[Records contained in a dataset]

== Segment start ==

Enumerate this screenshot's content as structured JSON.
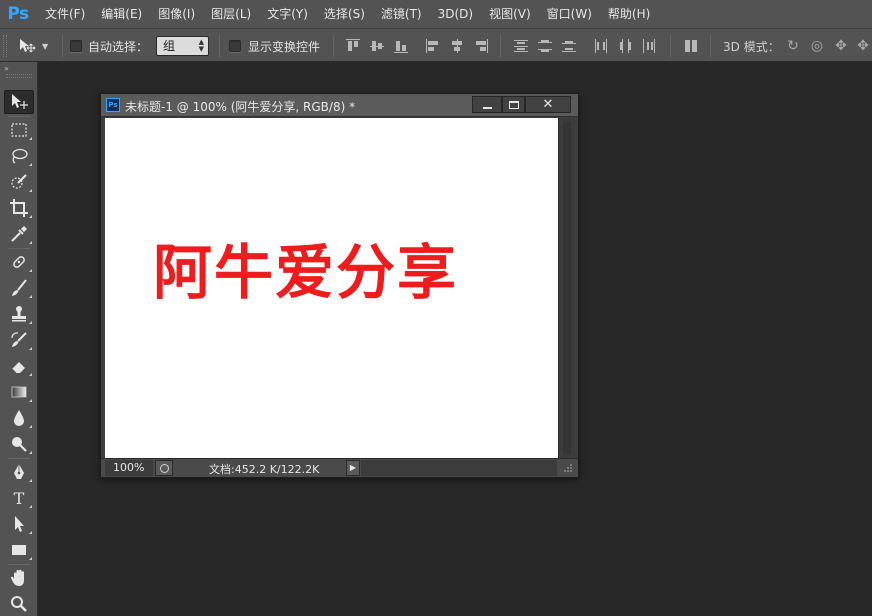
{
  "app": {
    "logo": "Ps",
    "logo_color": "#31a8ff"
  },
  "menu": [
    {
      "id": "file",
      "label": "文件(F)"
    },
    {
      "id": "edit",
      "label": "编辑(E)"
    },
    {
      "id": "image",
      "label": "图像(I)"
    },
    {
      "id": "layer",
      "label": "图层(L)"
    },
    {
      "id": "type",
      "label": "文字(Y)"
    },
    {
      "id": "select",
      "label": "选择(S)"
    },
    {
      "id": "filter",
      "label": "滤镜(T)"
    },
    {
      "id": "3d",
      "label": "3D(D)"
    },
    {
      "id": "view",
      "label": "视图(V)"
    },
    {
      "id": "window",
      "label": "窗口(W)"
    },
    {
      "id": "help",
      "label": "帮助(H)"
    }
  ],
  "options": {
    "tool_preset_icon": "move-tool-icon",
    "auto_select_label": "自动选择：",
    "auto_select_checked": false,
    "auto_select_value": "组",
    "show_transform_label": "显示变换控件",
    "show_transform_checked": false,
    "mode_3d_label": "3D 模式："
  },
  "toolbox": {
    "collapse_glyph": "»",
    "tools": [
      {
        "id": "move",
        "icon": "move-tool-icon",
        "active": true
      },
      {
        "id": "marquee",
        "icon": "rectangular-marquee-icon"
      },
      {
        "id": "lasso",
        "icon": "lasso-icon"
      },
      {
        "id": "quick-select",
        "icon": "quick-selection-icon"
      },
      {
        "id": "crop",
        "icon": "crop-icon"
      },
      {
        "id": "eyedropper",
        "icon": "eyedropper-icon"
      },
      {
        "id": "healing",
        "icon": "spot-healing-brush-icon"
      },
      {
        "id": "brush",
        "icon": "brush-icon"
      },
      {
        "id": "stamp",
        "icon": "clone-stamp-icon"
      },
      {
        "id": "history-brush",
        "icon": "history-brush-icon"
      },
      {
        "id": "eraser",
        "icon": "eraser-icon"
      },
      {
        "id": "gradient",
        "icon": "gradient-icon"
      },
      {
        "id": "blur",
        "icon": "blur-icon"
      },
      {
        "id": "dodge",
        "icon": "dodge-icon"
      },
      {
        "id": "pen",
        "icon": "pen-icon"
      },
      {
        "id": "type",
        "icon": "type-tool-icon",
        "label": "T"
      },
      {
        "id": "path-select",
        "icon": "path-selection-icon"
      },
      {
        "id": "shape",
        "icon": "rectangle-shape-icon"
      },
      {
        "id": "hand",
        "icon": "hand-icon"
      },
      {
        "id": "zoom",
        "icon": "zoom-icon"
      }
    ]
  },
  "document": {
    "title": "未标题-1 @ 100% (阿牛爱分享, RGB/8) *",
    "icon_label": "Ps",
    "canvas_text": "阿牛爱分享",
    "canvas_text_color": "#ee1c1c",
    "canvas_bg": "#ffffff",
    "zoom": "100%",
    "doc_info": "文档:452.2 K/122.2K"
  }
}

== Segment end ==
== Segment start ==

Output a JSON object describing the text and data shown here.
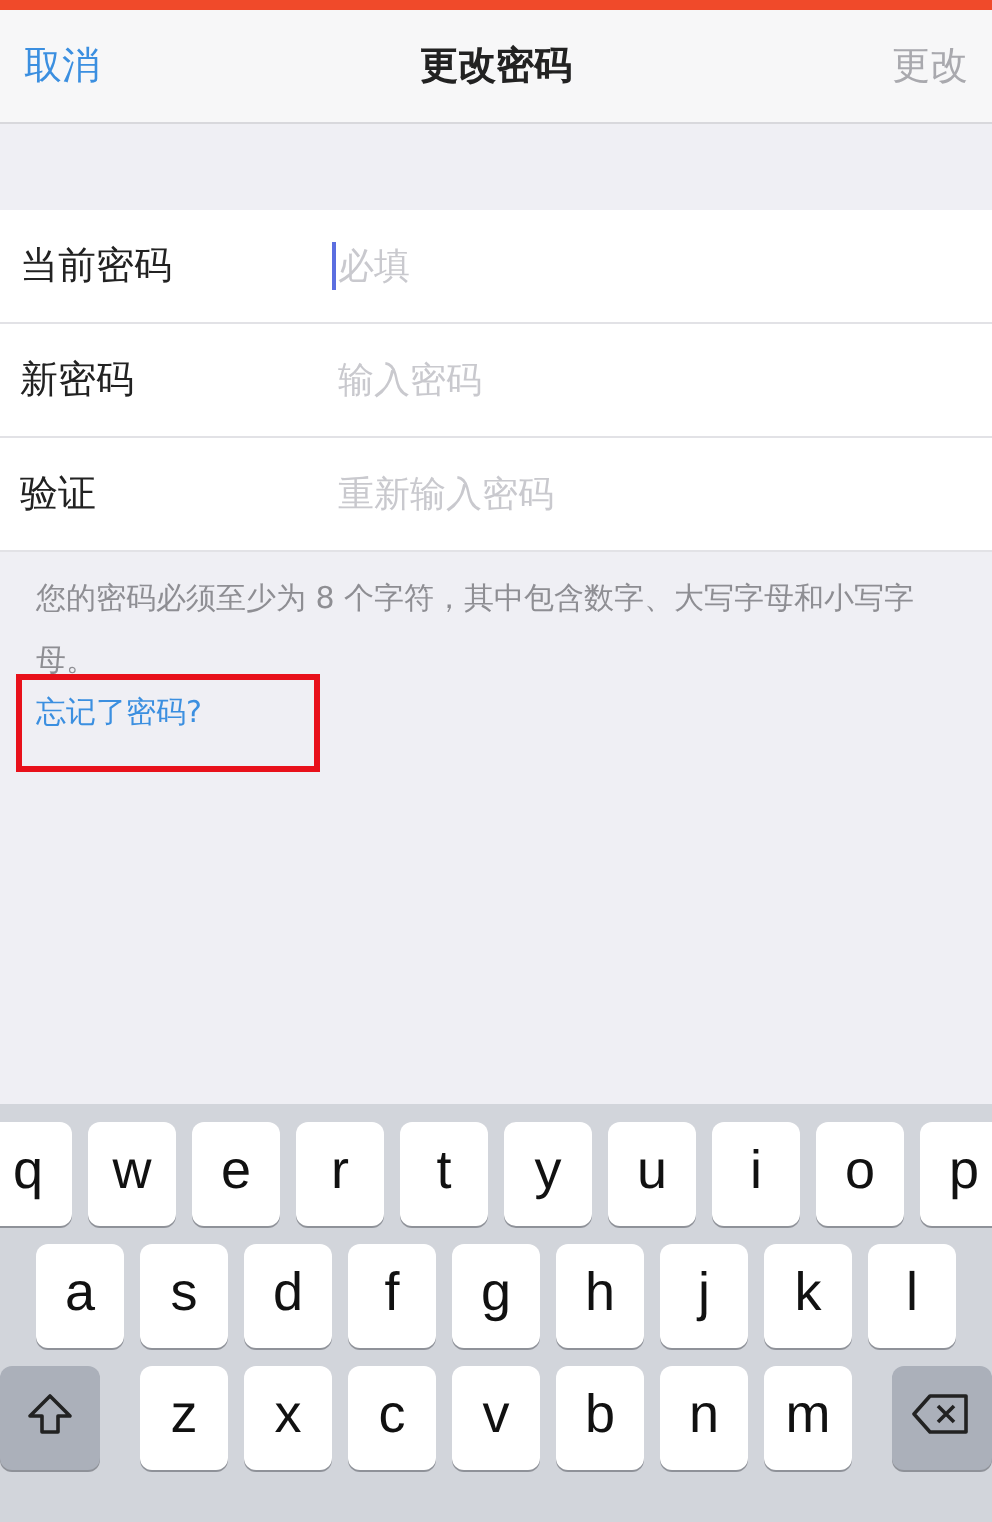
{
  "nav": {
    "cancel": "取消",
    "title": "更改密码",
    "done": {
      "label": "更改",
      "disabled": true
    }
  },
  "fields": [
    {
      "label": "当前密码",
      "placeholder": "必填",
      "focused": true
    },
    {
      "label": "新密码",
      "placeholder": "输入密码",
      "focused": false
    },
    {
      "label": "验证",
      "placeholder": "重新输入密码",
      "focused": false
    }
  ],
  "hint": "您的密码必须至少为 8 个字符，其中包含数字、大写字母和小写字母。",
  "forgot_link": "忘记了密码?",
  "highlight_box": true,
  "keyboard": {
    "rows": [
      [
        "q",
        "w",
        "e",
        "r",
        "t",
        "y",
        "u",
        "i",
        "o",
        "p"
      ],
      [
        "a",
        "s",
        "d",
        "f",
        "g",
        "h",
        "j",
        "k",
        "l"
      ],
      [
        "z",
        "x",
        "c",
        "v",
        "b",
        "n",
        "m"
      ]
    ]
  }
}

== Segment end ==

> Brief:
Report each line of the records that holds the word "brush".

> Exercise solution:
        "icon": "spot-healing-brush-icon"
        "id": "brush",
        "icon": "brush-icon"
        "id": "history-brush",
        "icon": "history-brush-icon"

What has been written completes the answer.